---------- GIVEN INFORMATION ----------

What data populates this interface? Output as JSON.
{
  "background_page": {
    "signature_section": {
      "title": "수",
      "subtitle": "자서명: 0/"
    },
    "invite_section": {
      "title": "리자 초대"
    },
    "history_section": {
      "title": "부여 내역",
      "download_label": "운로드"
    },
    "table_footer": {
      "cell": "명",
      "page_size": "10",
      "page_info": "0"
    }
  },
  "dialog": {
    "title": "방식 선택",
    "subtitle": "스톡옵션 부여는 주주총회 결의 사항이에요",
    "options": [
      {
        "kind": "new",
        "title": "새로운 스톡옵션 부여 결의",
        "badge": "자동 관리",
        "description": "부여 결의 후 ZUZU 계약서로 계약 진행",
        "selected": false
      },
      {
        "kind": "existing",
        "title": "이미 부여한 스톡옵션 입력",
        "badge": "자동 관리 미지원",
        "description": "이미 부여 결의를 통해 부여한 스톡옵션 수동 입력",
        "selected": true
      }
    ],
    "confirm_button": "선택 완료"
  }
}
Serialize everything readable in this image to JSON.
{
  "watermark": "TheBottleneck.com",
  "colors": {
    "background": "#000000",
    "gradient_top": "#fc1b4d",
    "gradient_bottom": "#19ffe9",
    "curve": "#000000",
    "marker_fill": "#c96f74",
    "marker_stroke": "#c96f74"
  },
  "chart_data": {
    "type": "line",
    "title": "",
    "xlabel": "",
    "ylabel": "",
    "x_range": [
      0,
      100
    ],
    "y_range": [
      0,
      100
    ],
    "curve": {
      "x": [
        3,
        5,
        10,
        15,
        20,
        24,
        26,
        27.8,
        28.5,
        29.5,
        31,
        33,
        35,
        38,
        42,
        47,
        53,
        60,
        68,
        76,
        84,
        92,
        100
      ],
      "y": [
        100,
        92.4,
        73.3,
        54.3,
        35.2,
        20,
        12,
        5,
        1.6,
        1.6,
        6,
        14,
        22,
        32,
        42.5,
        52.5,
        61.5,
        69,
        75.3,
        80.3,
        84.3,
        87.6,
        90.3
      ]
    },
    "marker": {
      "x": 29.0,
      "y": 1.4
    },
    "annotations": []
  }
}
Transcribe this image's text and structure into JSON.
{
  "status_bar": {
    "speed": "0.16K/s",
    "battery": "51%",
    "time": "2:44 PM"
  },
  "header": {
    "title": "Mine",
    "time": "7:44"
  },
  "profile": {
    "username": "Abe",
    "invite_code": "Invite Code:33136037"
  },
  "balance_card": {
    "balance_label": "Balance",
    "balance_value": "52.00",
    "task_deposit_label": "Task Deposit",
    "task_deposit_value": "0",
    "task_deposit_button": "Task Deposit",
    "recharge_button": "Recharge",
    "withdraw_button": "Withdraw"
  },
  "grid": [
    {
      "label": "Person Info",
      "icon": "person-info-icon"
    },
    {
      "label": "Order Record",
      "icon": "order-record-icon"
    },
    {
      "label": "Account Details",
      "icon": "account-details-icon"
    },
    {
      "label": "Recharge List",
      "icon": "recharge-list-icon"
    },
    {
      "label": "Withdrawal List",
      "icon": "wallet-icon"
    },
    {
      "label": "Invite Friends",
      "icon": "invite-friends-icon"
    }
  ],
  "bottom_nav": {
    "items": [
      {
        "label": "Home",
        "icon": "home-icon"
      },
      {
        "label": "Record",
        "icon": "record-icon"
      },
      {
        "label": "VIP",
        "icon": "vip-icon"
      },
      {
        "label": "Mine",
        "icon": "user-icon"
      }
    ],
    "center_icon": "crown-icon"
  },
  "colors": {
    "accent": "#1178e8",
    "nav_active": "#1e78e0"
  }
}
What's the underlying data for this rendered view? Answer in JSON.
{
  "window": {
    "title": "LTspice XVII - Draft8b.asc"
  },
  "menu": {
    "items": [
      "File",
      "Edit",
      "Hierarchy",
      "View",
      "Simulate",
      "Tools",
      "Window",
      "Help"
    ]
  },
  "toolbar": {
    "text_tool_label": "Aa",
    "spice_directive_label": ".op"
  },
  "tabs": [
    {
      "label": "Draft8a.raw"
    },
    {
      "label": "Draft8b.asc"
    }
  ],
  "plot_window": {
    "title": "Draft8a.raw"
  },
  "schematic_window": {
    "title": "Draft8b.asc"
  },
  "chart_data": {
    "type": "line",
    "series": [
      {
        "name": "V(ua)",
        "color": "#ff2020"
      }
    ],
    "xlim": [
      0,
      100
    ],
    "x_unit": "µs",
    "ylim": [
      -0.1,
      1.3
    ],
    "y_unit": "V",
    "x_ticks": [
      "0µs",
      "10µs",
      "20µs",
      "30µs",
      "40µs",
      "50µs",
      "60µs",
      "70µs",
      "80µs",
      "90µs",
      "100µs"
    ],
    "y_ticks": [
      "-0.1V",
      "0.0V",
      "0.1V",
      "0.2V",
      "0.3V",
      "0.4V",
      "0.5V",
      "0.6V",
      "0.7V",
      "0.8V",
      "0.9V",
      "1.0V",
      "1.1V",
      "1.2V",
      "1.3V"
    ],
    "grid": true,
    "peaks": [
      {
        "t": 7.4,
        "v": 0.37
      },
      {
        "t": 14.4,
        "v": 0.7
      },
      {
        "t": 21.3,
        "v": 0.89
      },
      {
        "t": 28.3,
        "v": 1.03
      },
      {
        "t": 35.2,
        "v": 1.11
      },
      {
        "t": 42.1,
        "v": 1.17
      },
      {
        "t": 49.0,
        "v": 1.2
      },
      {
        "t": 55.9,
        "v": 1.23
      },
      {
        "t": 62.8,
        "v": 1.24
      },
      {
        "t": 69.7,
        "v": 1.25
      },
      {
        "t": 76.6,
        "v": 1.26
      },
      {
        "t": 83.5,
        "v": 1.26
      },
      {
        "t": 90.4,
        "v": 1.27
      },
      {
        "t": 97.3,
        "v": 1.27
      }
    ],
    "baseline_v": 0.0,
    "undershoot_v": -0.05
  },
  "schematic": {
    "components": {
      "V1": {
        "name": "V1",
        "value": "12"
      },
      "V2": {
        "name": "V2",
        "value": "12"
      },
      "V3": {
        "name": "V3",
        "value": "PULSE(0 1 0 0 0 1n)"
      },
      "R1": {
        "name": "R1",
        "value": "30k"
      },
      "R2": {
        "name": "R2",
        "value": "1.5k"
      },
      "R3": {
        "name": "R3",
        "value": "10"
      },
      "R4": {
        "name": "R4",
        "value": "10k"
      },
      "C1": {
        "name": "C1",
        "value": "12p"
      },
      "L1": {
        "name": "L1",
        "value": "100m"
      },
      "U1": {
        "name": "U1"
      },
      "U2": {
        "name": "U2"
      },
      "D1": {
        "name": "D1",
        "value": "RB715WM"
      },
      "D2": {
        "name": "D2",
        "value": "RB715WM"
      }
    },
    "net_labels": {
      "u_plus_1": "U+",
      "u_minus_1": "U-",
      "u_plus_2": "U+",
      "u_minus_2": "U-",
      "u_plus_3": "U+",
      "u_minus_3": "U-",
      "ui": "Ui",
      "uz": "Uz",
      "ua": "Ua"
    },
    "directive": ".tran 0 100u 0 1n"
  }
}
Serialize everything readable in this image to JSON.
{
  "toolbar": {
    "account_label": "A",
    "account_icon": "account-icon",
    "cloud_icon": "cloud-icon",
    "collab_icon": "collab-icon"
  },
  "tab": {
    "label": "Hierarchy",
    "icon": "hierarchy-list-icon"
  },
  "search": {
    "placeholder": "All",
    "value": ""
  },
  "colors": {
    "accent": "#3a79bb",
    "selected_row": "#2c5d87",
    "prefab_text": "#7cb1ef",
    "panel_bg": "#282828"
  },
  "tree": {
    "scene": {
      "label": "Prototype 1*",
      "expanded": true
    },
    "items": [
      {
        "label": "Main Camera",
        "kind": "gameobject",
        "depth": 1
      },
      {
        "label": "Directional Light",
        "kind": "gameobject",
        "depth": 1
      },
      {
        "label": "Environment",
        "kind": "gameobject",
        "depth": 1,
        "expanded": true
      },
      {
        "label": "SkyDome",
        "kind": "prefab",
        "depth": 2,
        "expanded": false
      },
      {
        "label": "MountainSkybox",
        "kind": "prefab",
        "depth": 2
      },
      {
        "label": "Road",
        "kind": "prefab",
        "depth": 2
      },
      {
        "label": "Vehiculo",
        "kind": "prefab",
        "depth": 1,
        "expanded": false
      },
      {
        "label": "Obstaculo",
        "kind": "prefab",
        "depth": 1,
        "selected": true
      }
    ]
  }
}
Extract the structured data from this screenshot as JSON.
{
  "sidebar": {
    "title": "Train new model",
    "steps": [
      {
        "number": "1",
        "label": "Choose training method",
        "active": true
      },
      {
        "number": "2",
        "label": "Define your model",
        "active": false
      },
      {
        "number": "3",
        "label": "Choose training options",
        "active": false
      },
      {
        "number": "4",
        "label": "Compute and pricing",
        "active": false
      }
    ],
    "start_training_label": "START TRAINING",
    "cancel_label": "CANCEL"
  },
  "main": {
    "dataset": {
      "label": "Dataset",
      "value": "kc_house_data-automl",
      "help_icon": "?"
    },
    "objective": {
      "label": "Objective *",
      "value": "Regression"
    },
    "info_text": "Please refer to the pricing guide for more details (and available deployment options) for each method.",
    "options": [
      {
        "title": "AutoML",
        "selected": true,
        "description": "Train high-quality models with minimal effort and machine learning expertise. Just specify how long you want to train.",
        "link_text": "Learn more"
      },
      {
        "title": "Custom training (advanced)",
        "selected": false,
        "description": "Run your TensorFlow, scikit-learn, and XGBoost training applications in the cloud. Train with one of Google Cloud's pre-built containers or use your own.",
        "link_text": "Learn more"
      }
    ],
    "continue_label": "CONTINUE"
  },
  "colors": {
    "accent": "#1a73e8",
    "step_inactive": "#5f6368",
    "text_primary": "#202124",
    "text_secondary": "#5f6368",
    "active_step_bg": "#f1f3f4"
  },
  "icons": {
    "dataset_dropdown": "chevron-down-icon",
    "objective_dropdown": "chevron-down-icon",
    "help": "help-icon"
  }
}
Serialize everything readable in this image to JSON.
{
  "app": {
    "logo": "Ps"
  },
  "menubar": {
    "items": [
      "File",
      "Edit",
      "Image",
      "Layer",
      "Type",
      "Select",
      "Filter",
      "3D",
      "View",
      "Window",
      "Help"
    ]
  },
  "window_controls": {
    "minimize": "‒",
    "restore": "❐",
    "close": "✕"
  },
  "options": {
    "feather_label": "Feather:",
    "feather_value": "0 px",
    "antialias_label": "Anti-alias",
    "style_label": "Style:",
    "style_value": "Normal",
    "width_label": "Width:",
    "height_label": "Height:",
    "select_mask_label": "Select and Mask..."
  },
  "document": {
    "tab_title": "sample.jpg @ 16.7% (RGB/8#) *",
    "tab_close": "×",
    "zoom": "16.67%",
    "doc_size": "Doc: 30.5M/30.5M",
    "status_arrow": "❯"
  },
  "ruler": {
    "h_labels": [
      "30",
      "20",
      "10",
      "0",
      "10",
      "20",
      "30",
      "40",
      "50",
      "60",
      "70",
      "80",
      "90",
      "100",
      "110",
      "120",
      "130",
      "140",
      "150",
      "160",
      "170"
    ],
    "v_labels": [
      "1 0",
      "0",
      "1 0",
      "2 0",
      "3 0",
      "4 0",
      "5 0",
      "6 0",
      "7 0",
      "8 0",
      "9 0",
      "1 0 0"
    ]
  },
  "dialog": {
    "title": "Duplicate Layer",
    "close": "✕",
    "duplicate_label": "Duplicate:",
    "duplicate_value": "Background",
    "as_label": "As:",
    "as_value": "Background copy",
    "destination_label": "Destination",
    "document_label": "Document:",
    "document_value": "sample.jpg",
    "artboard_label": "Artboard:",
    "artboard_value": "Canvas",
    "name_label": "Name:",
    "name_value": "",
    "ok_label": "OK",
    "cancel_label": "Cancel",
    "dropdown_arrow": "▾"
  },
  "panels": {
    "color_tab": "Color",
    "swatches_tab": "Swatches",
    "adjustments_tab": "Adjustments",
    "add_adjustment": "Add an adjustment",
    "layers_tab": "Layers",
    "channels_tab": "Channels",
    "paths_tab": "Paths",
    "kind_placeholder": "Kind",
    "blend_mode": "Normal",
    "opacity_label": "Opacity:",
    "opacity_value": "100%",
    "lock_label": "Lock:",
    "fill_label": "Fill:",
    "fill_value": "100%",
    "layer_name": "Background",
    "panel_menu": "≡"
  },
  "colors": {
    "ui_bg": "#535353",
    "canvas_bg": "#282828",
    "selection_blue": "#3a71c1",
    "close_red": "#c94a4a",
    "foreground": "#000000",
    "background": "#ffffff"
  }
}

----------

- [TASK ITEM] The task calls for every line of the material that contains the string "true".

- [SOLUTION TO THIS PROBLEM]
        "selected": true
    "grid": true,
      "expanded": true
        "expanded": true
        "selected": true
        "active": true
        "selected": true,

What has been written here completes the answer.